(App and web page records)
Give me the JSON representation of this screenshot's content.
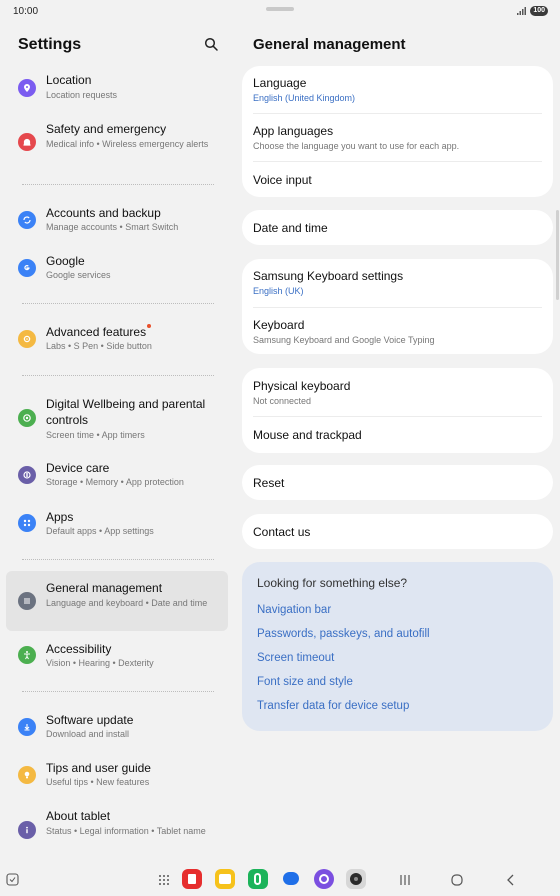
{
  "status": {
    "time": "10:00",
    "battery": "100"
  },
  "left": {
    "title": "Settings",
    "items": [
      {
        "title": "Location",
        "subtitle": "Location requests",
        "icon": "location-pin-icon",
        "color": "#7b5cf0"
      },
      {
        "title": "Safety and emergency",
        "subtitle": "Medical info  •  Wireless emergency alerts",
        "icon": "emergency-bell-icon",
        "color": "#e5484d"
      },
      {
        "title": "Accounts and backup",
        "subtitle": "Manage accounts  •  Smart Switch",
        "icon": "sync-icon",
        "color": "#3b82f6"
      },
      {
        "title": "Google",
        "subtitle": "Google services",
        "icon": "google-icon",
        "color": "#3b82f6"
      },
      {
        "title": "Advanced features",
        "subtitle": "Labs  •  S Pen  •  Side button",
        "icon": "gear-plus-icon",
        "color": "#f4b942"
      },
      {
        "title": "Digital Wellbeing and parental controls",
        "subtitle": "Screen time  •  App timers",
        "icon": "wellbeing-heart-icon",
        "color": "#4caf50"
      },
      {
        "title": "Device care",
        "subtitle": "Storage  •  Memory  •  App protection",
        "icon": "device-care-icon",
        "color": "#6a5fa8"
      },
      {
        "title": "Apps",
        "subtitle": "Default apps  •  App settings",
        "icon": "apps-grid-icon",
        "color": "#3b82f6"
      },
      {
        "title": "General management",
        "subtitle": "Language and keyboard  •  Date and time",
        "icon": "sliders-icon",
        "color": "#6b7280"
      },
      {
        "title": "Accessibility",
        "subtitle": "Vision  •  Hearing  •  Dexterity",
        "icon": "accessibility-icon",
        "color": "#4caf50"
      },
      {
        "title": "Software update",
        "subtitle": "Download and install",
        "icon": "software-update-icon",
        "color": "#3b82f6"
      },
      {
        "title": "Tips and user guide",
        "subtitle": "Useful tips  •  New features",
        "icon": "lightbulb-icon",
        "color": "#f4b942"
      },
      {
        "title": "About tablet",
        "subtitle": "Status  •  Legal information  •  Tablet name",
        "icon": "info-icon",
        "color": "#6a5fa8"
      }
    ]
  },
  "right": {
    "title": "General management",
    "card1": [
      {
        "title": "Language",
        "subtitle": "English (United Kingdom)"
      },
      {
        "title": "App languages",
        "subtitle": "Choose the language you want to use for each app."
      },
      {
        "title": "Voice input"
      }
    ],
    "card2": [
      {
        "title": "Date and time"
      }
    ],
    "card3": [
      {
        "title": "Samsung Keyboard settings",
        "subtitle": "English (UK)"
      },
      {
        "title": "Keyboard",
        "subtitle": "Samsung Keyboard and Google Voice Typing"
      }
    ],
    "card4": [
      {
        "title": "Physical keyboard",
        "subtitle": "Not connected"
      },
      {
        "title": "Mouse and trackpad"
      }
    ],
    "card5": [
      {
        "title": "Reset"
      }
    ],
    "card6": [
      {
        "title": "Contact us"
      }
    ],
    "suggestions": {
      "title": "Looking for something else?",
      "links": [
        "Navigation bar",
        "Passwords, passkeys, and autofill",
        "Screen timeout",
        "Font size and style",
        "Transfer data for device setup"
      ]
    }
  },
  "navbar": {
    "apps": [
      "flipboard-app-icon",
      "notes-app-icon",
      "phone-app-icon",
      "messages-app-icon",
      "internet-app-icon",
      "camera-app-icon"
    ]
  }
}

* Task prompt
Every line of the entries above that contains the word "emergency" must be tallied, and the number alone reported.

* Answer section
3